■ **Task brief**: Your response should reproduce every line of the entries that contains the word "colors".

■ **Provided records**:
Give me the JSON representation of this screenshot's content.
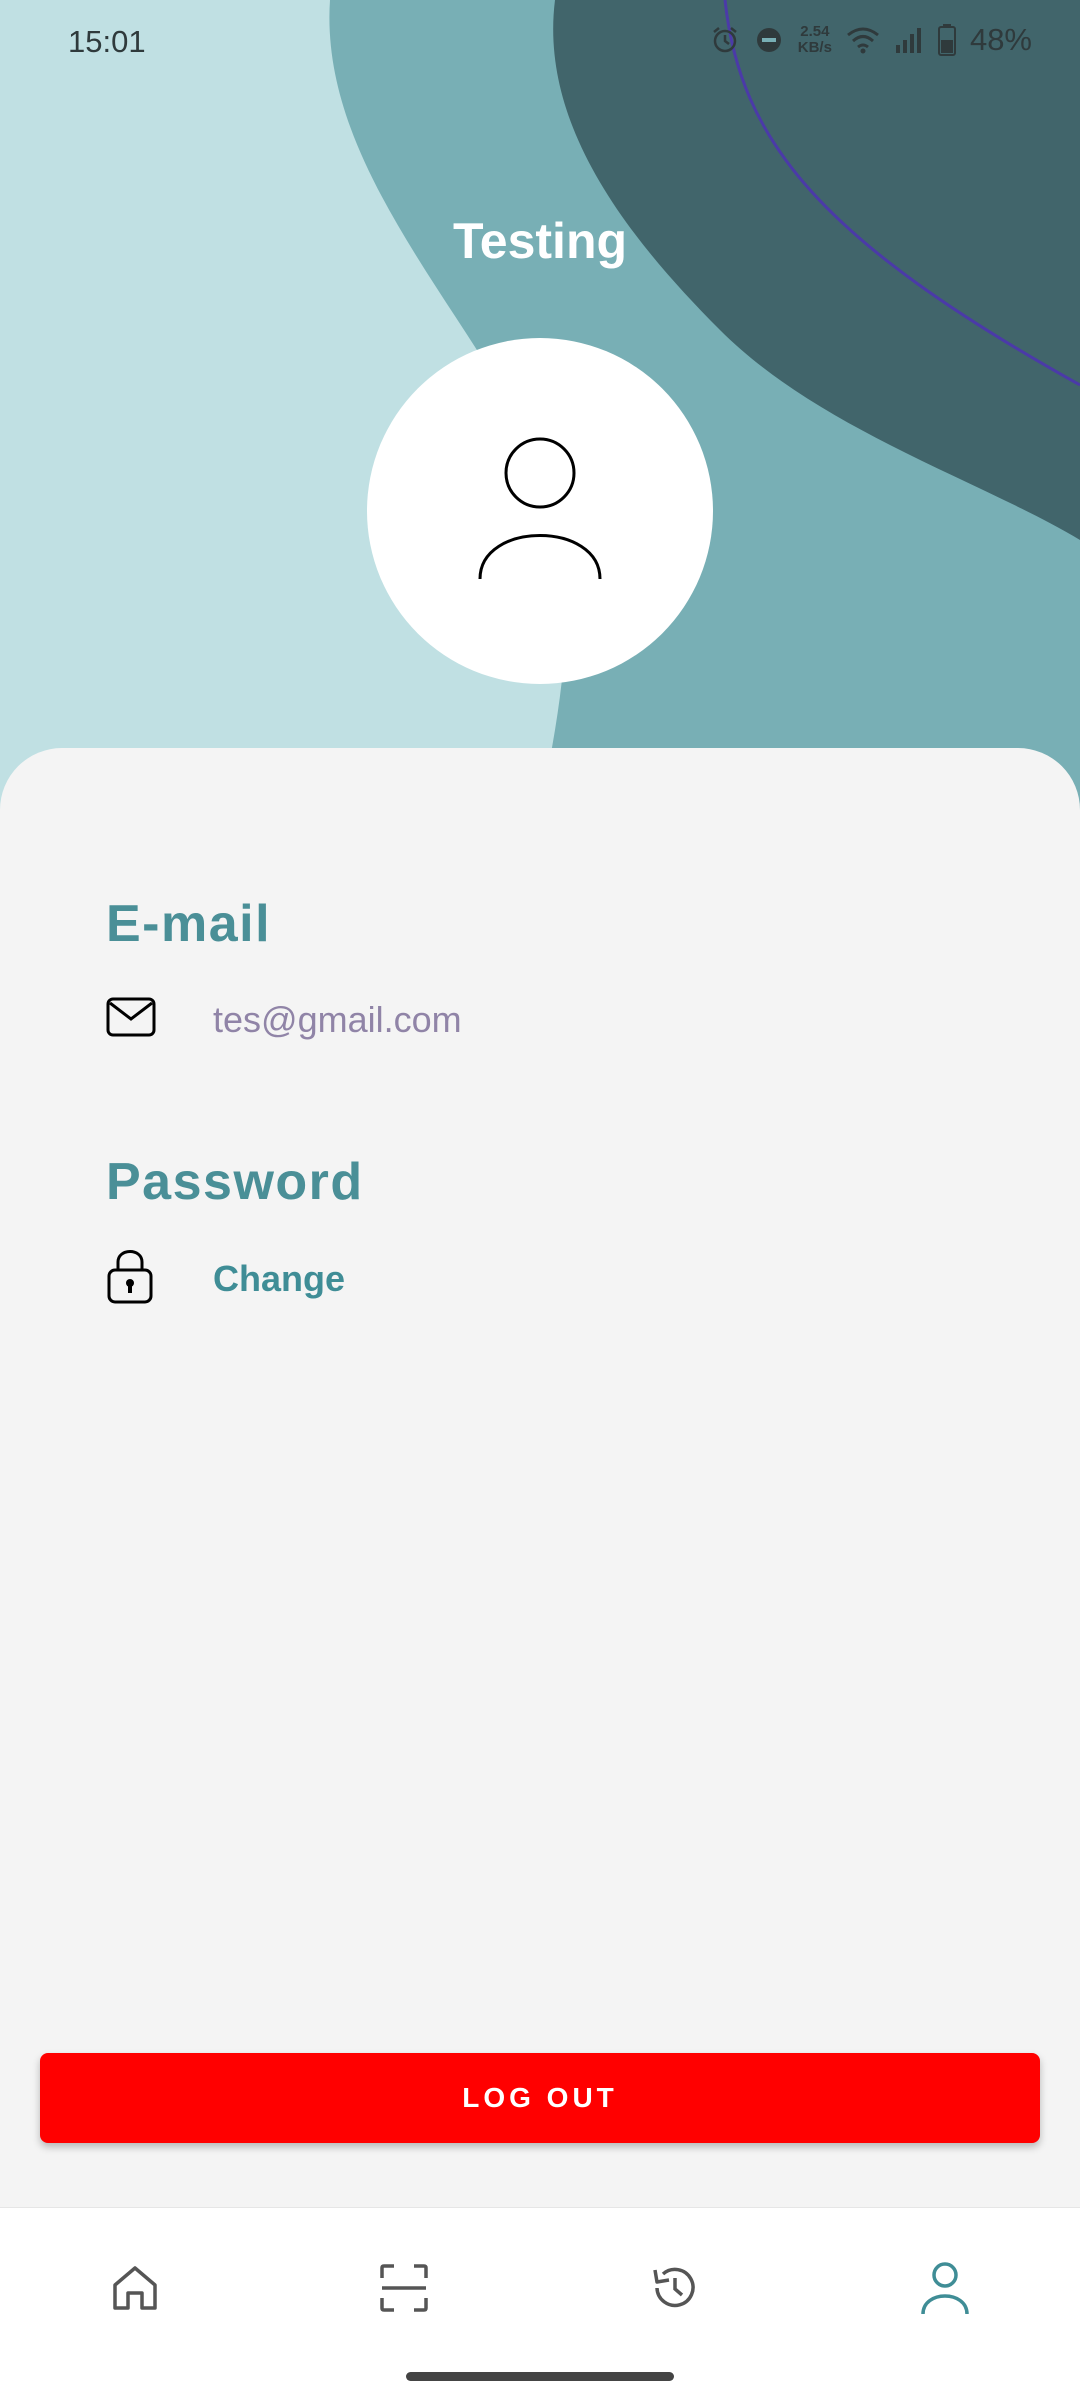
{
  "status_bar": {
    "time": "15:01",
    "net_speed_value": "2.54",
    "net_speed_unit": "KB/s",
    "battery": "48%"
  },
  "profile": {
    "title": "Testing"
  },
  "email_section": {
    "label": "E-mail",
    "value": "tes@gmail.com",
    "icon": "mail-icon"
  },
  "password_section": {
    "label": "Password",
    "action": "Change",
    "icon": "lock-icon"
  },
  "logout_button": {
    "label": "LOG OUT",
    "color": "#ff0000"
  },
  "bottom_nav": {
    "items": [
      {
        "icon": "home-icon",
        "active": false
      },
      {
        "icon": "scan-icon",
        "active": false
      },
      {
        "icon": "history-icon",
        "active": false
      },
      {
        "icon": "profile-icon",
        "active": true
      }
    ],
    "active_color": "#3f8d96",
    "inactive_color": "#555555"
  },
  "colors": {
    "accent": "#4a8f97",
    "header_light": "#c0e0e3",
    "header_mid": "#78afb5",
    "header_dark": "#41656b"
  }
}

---

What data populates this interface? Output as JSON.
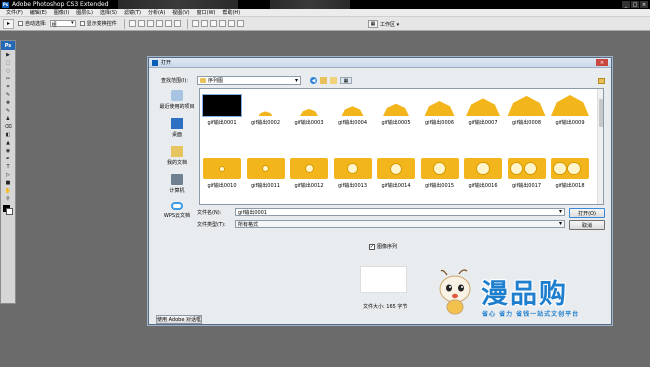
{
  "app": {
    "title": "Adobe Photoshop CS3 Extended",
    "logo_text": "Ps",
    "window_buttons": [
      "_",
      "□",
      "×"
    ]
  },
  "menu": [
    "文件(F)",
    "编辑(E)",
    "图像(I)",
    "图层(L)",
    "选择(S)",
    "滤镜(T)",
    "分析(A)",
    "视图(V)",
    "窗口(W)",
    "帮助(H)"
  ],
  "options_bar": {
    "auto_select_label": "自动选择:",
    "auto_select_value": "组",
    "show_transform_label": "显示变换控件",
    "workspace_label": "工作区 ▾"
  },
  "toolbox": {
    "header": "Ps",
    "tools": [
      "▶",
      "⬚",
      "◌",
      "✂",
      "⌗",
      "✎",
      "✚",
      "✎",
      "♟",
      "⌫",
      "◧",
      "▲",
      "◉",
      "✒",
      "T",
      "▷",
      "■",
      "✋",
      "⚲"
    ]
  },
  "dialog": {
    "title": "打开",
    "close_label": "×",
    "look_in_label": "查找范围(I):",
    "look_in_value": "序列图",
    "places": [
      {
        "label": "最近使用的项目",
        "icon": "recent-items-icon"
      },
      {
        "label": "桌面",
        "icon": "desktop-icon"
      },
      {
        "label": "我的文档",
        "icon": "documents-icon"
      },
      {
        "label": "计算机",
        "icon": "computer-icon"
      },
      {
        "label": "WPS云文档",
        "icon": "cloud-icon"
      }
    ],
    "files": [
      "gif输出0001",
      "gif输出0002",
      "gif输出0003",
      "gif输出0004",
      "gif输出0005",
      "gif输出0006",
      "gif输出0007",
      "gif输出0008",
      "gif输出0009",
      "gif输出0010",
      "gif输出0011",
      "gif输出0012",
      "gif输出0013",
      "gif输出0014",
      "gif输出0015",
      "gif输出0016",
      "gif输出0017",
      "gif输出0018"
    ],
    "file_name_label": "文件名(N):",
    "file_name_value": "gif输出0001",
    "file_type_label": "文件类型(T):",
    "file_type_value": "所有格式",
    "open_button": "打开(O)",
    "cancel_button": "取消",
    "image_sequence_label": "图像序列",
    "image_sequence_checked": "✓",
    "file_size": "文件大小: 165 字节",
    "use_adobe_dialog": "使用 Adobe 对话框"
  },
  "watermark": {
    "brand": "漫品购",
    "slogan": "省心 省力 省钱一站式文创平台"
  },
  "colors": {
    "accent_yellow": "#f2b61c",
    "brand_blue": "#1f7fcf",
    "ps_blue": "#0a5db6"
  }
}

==

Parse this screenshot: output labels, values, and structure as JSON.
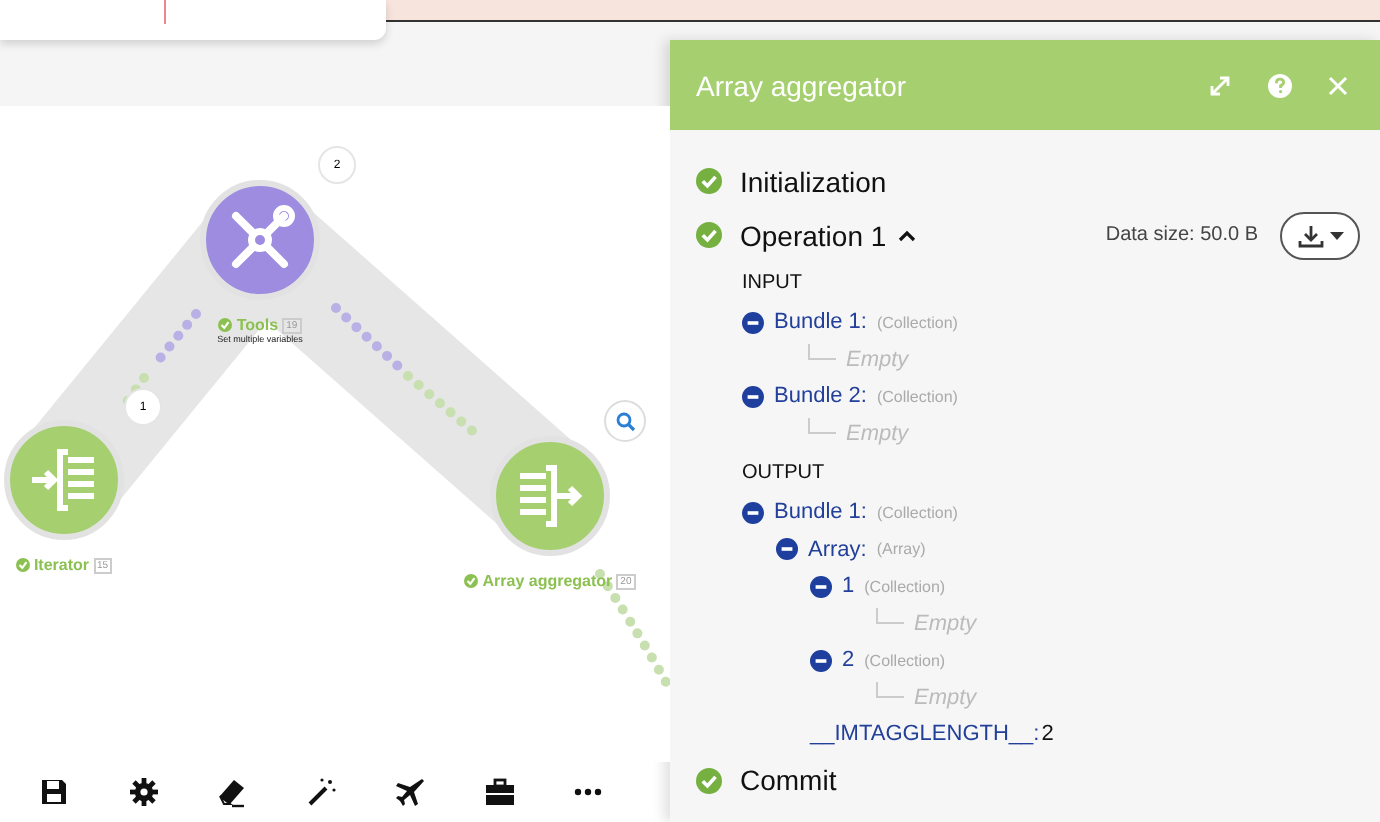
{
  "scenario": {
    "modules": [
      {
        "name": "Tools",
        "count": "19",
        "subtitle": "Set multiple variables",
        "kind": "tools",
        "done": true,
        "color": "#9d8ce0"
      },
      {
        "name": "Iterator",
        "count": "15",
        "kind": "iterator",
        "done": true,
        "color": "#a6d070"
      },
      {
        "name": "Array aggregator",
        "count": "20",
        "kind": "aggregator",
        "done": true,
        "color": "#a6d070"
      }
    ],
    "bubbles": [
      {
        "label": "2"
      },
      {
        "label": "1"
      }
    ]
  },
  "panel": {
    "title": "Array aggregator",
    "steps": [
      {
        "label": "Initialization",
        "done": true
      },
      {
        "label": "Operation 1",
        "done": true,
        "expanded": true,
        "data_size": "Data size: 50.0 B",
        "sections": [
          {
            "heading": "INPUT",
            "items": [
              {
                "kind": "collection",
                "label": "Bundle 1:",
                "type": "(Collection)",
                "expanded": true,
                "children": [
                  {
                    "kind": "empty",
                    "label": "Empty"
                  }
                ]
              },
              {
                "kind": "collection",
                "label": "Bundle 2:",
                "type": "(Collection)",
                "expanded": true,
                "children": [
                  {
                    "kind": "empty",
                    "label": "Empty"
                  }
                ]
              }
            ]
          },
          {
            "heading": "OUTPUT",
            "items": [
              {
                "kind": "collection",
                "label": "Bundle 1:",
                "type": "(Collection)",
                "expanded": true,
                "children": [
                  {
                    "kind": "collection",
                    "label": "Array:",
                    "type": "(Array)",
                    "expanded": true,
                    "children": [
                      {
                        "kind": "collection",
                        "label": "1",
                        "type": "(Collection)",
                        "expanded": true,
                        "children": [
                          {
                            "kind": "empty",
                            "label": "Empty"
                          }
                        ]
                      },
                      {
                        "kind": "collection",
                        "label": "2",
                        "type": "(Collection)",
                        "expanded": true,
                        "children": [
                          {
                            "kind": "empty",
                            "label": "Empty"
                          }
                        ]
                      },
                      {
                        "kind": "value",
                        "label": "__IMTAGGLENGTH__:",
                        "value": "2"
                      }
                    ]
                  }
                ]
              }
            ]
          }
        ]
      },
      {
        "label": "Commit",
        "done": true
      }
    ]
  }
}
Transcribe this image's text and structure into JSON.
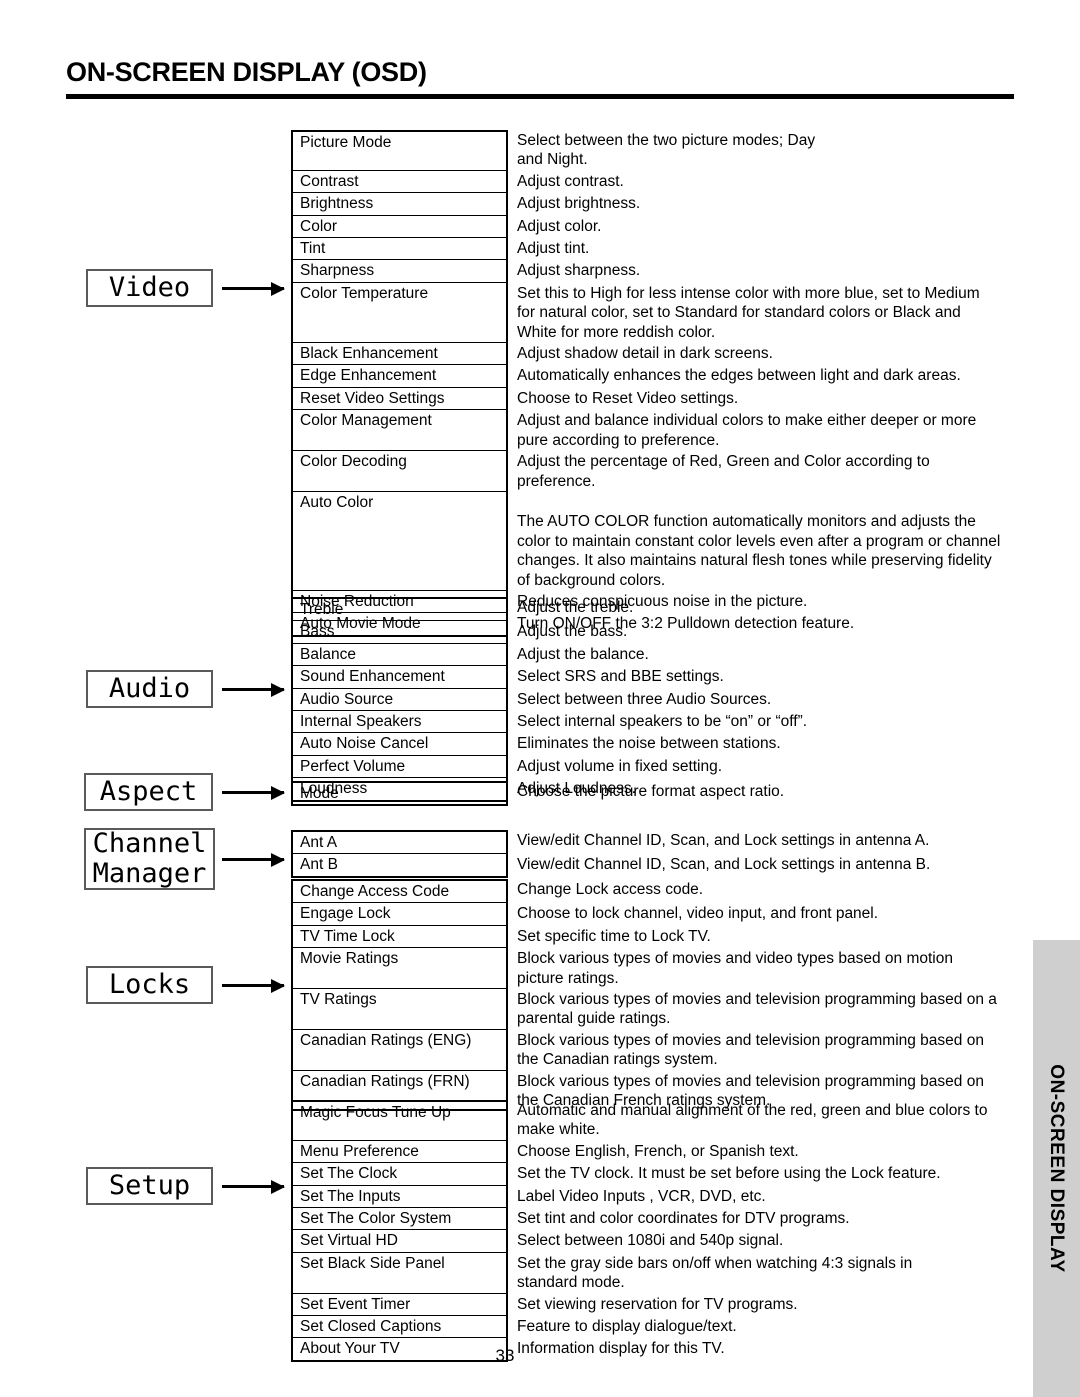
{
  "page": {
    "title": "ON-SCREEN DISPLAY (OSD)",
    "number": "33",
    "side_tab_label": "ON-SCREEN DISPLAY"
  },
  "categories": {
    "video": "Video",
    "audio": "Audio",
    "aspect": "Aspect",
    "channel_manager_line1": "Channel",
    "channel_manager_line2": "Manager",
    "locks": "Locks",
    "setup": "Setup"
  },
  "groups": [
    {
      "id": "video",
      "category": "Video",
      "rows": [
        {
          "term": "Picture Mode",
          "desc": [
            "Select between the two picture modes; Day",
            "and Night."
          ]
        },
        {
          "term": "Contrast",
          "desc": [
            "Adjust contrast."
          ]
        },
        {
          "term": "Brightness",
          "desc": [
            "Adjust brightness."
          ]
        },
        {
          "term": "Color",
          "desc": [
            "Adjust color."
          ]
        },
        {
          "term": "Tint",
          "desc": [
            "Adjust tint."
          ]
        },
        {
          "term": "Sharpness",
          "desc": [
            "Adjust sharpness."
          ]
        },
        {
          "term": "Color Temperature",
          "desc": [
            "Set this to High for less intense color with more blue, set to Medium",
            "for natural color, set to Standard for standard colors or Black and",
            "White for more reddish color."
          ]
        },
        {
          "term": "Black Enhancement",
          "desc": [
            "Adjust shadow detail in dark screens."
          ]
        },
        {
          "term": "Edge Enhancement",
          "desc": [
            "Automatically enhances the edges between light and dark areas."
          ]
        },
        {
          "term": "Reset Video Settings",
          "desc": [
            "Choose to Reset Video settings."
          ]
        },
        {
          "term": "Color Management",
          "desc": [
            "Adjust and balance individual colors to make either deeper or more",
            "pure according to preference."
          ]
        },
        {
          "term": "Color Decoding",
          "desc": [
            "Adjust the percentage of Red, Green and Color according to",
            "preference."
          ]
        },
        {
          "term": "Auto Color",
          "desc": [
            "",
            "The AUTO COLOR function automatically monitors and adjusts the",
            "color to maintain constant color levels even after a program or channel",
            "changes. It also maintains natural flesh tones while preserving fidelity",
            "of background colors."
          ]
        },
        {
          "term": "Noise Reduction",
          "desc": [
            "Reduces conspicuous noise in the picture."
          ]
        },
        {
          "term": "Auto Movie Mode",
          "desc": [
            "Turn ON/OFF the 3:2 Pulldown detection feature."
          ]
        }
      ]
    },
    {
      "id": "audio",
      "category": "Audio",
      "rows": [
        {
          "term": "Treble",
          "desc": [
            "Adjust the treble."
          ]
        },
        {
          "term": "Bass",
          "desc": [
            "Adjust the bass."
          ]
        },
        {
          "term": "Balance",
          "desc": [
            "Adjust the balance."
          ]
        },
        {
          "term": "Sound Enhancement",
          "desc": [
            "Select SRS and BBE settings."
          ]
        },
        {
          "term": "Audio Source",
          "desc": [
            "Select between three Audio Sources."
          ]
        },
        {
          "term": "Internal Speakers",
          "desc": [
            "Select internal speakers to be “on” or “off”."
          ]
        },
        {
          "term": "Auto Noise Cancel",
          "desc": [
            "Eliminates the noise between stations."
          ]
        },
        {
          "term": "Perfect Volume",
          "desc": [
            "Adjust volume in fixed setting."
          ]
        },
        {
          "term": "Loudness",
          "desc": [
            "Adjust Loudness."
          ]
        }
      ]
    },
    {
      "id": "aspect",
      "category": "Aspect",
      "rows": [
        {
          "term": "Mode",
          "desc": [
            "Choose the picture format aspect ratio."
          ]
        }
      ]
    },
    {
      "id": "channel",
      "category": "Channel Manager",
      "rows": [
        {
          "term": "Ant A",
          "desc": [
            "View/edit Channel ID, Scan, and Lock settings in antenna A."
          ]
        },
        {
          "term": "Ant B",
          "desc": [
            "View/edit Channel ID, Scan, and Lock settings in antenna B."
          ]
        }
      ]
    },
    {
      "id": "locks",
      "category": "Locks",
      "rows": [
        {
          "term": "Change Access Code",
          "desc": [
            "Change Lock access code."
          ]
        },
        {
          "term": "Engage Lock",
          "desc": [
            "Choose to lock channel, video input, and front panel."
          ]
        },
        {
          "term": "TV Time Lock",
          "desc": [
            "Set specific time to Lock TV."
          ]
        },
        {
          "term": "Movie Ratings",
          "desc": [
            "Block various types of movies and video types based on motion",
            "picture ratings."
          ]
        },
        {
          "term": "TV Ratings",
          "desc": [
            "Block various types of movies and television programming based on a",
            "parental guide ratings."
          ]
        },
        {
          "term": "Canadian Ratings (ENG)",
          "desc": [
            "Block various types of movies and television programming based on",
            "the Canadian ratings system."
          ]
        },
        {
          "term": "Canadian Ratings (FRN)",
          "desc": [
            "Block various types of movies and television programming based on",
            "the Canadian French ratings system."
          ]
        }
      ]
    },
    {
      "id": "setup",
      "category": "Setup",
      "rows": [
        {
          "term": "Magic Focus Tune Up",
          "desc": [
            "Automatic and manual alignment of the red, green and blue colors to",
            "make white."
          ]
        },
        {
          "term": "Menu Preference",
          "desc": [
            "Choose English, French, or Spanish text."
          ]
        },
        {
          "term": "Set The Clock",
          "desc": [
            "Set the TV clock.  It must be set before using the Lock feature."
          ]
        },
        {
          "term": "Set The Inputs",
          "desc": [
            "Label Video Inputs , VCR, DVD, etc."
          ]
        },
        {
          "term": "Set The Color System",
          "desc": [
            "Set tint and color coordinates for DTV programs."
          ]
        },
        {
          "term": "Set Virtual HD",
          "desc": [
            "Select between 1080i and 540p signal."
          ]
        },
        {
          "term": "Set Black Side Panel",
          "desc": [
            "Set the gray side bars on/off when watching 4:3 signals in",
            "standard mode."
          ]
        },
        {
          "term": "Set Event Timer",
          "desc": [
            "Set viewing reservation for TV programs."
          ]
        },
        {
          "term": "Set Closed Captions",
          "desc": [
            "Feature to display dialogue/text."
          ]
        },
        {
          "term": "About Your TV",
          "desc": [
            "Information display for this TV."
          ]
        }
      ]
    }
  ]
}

■ **Response below**:
  "colors": {
  "colors": {
            "for natural color, set to Standard for standard colors or Black and",
            "Adjust and balance individual colors to make either deeper or more",
            "of background colors."
            "Automatic and manual alignment of the red, green and blue colors to",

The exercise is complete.